Saturday, September 3, 2022

Where the Crawdads Sing: Movie Review

Stunning visuals and compelling story.
Where the Crawdads Sing is an off-the-beaten track movie and not just because the lead character Kya (Daisy Edgar-Jones) lives away from society but also because of the way it lingers on the gorgeous cinematography highlighting the beauty in the natural world, and because to understand Kya in the current moment requires knowing everything that has led her here. It’s a gorgeous combination of past and present, the collaboration of art and science all wrapped up in a murder mystery when society clashes with the unknown.   2022

Directed by: Olivia Newman

Screenplay by: Lucy Alibar
Based on the novel by Delia Owens

Starring: Daisy Edgar-Jones, Taylor John Smith

There have been lots of movies with lead characters who live away from society, but none who show the level of respect that this film pays to Kya aka Catherine Danielle Clark aka Marsh Girl. When the movie opens, she’s a young woman on the run from the authorities who are arresting her for murder. The film flashes back almost two decades earlier when Kya is a six-year-old girl living with her family in the marshes of North Carolina. But her father is an abusive alcoholic asshole and one by one her mother and older siblings run away leaving Kya alone with her dad then eventually alone by herself. This is a girl who has been taught to fear society because they hate her because they don’t understand her, but she has taught herself how to live and survive in the wilderness on her own

Most of the movie takes place in the 1960s and there are only four people who show Kya any love and respect. Tate (Taylor John Smith) a boy the same age as Kya who witnessed the abuse at the hands of her father and wants to do whatever he can to help her; at first it’s just helping her navigate the marshes when she was a child but later he taught her how to read. And a Black husband and wife (Sterling Macer Jr. and Michael Hyatt) who own a gas dock and a general store and they helped her trade mussels in for fuel for her boat and other food and clothes she’s not able to get on her own. Also Tom (David Strathairn) a lawyer who offers to defend Kya in court. He doesn’t know her but has noticed people’s cruelty towards her whenever she has ventured into town.

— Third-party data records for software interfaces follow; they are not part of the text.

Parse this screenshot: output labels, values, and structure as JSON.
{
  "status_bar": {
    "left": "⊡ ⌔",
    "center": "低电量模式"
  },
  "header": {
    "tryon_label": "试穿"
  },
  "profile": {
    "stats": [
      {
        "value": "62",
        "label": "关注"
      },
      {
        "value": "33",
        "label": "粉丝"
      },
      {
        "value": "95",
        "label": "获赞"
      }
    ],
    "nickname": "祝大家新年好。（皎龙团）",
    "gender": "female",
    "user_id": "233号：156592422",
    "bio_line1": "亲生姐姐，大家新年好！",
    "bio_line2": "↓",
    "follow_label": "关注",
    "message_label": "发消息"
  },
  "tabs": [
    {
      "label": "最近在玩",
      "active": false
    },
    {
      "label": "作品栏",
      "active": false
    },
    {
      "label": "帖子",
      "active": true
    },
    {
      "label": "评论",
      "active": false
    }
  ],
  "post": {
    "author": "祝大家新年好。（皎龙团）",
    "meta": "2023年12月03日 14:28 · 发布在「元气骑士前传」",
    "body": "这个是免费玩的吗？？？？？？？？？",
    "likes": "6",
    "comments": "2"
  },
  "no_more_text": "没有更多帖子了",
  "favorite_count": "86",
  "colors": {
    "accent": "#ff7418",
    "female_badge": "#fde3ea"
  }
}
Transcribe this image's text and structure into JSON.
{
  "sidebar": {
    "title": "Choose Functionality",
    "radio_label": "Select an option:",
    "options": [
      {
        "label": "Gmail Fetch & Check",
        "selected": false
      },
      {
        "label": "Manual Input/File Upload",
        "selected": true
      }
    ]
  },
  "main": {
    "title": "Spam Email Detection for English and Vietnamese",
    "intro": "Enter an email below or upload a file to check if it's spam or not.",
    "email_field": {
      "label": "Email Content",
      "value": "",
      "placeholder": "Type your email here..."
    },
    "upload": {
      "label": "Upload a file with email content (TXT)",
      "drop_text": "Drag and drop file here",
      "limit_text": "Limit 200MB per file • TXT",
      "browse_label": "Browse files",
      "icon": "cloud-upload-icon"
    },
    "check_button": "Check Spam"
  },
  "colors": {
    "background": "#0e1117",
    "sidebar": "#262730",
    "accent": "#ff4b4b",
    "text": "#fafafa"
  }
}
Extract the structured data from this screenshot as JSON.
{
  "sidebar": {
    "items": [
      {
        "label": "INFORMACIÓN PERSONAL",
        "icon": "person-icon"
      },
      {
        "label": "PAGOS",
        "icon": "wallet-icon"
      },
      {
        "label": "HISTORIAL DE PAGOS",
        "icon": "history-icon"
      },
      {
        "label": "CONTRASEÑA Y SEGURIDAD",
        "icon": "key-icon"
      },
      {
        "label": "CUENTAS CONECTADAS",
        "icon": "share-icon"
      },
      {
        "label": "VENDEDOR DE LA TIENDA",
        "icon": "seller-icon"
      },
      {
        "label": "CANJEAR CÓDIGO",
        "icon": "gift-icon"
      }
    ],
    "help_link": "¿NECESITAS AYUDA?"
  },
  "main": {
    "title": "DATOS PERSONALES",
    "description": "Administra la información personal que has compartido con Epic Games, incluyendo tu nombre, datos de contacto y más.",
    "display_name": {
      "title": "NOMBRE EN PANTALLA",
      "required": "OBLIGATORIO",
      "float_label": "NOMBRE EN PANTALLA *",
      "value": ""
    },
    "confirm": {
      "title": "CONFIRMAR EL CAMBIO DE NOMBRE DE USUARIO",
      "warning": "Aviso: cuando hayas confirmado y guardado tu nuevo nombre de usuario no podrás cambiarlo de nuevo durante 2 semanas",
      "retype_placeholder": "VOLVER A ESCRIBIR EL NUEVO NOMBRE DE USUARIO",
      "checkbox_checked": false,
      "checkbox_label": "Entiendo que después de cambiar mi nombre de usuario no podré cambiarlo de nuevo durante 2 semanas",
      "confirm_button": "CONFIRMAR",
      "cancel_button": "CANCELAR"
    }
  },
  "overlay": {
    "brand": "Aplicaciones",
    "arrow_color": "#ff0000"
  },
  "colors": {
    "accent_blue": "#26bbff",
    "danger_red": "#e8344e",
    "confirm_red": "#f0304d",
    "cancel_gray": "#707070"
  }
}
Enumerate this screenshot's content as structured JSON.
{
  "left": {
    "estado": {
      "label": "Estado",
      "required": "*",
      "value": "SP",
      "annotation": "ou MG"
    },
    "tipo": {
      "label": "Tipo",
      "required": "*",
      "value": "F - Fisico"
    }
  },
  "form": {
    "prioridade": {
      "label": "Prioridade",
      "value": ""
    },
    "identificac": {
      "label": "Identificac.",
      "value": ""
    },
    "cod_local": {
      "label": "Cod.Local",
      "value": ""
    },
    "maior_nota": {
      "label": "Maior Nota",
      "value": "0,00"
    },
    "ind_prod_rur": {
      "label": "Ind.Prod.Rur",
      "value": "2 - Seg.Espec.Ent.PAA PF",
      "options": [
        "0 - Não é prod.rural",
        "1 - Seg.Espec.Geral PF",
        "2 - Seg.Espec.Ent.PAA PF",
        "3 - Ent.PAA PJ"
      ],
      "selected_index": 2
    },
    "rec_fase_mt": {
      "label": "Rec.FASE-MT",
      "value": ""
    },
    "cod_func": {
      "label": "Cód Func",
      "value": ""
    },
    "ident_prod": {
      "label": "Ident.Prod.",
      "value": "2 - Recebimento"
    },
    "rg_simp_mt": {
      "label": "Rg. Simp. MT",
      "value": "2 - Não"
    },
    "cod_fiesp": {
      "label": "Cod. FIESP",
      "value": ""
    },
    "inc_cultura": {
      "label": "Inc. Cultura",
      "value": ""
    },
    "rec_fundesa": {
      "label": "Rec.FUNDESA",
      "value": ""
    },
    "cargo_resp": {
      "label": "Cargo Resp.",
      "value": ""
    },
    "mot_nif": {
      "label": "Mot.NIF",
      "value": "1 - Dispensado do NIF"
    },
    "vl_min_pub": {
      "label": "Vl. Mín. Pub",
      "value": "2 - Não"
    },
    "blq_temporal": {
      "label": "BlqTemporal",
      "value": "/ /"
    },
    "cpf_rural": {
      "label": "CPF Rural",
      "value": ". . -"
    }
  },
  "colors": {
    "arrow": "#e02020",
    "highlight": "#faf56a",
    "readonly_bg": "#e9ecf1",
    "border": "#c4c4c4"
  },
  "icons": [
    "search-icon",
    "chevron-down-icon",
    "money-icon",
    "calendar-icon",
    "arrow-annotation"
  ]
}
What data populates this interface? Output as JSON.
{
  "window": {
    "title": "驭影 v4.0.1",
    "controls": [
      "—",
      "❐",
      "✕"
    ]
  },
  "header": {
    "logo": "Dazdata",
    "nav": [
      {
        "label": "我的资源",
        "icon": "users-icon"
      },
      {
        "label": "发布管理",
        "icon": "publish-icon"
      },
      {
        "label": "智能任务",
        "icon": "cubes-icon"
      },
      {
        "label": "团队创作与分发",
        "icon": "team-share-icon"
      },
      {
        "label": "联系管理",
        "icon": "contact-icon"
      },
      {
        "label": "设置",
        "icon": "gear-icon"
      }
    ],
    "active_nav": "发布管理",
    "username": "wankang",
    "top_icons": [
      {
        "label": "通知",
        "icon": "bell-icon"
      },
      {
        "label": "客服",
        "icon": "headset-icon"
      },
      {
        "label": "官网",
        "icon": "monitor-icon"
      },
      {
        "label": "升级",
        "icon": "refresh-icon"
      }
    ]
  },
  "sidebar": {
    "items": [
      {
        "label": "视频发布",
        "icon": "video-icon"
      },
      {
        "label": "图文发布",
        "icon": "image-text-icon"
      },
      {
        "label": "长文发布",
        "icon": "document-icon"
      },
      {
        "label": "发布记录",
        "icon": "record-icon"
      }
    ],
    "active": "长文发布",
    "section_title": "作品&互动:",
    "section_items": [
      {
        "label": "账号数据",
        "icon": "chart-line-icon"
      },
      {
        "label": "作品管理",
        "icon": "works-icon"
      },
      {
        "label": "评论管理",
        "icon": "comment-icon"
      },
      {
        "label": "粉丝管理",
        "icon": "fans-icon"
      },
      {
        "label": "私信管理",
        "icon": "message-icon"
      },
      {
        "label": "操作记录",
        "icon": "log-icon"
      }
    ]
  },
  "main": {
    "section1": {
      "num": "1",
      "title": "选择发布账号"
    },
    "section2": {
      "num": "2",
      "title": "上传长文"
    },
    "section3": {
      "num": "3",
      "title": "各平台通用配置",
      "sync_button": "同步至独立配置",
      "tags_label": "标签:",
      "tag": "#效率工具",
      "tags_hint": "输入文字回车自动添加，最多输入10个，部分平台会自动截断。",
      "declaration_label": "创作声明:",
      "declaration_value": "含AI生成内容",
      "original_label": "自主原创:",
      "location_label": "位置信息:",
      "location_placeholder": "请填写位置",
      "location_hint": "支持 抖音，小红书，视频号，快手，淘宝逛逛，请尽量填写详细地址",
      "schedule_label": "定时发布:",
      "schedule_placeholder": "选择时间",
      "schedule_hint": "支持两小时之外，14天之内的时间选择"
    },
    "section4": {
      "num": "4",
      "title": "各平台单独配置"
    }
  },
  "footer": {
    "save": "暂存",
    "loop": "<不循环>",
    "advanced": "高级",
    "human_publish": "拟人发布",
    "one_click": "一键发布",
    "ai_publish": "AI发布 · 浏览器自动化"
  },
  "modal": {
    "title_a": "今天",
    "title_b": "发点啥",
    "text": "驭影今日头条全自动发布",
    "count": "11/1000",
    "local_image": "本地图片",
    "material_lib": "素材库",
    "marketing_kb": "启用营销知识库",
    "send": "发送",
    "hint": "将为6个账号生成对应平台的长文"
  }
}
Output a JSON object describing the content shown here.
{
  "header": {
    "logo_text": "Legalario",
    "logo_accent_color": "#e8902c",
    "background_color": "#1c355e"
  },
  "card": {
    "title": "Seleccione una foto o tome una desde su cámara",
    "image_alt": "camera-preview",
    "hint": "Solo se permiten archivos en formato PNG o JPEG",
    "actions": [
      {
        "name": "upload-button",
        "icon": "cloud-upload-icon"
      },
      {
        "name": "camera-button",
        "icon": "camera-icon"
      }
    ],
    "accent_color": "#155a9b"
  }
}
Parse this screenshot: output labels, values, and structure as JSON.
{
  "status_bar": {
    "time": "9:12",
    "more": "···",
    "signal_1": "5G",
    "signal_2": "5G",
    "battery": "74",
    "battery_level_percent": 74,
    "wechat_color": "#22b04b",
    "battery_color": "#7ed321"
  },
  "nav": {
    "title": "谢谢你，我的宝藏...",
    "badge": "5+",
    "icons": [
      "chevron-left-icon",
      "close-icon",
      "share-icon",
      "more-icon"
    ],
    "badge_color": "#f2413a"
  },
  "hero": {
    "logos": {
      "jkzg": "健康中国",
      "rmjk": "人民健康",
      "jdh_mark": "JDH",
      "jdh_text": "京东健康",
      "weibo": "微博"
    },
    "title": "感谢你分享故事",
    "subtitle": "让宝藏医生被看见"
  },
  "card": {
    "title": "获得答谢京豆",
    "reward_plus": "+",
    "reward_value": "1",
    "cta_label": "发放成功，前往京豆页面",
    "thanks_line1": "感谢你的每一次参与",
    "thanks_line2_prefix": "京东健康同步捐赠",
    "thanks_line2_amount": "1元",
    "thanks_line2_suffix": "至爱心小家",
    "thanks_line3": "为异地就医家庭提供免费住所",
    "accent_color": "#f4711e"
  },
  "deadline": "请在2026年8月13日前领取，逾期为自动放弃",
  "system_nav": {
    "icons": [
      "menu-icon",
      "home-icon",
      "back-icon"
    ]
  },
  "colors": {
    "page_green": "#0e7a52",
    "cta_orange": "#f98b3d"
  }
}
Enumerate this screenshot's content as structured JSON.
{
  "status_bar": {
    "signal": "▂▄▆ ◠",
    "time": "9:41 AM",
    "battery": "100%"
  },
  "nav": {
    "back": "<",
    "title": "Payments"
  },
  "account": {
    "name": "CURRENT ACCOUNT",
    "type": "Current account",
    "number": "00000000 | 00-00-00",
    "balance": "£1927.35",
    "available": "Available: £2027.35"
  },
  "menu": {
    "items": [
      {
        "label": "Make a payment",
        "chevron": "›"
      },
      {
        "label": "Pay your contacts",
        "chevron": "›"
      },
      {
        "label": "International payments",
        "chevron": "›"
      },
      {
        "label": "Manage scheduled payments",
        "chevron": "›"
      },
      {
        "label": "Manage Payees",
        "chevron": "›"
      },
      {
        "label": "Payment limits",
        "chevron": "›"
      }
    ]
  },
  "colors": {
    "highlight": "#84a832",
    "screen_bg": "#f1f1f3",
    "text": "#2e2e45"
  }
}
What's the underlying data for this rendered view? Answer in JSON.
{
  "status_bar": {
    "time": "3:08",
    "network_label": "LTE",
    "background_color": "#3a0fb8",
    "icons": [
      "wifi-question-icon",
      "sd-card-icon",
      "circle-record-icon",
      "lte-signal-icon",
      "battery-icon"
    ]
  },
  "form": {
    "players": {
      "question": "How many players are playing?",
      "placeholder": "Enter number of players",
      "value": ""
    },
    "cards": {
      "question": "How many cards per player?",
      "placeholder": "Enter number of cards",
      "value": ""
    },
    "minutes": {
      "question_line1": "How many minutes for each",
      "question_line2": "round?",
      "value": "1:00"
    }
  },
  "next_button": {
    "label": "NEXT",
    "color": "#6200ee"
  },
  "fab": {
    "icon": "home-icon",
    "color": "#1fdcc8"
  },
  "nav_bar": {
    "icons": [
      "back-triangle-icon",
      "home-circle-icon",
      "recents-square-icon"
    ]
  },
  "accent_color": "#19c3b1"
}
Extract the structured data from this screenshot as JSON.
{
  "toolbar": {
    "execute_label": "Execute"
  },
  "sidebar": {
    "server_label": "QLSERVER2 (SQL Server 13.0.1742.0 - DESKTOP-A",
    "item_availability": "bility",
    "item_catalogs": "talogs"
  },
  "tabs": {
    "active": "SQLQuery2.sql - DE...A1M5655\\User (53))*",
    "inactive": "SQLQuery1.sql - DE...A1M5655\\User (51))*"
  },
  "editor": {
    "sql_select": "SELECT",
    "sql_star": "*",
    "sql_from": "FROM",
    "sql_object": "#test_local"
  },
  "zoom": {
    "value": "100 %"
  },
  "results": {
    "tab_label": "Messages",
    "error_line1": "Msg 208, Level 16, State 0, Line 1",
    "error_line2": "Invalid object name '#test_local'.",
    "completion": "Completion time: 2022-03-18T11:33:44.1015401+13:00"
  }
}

While the film never specifically mentions race, it can be inferred that at least part of the reason that the townspeople hate Kya is because she got helped by Black people. This is a town in North Carolina that is filled with rich, racist white people, and they are going to form the jury of her peers as she’s put on trial for the murder of one of their own rich, racist white boys.

The story of the murder trial is intercut with flashbacks to Kya growing up, every significant moment as Kya lives on her own and becomes both more and less integrated with society. Despite the non-linearity, the pacing is perfect. No section drags too long before we’re taken to a different part of the story and different obstacles to overcome. In addition to the gorgeous cinematography, the editing is really well done as well (I really hope it can, but I’m sure it won’t, be able to garner some well-deserved Oscar nominations).

As mentioned, I really love the respect the film shows for Kya, and in connection with that is the optimism the film has. Even though Kya’s life is filled with abuse, and cruelty and rejection and obstacles of all kinds, Kya remains even keeled allowing the film to remain interesting rather than depressing. Where the Crawdads Sing is a gorgeous movie with an interesting story and a thoughtful approach to the main character while able to highlight art and science and all the haves vs have-nots (racism, money, possessions) clashes within society.

One of the Best of 2022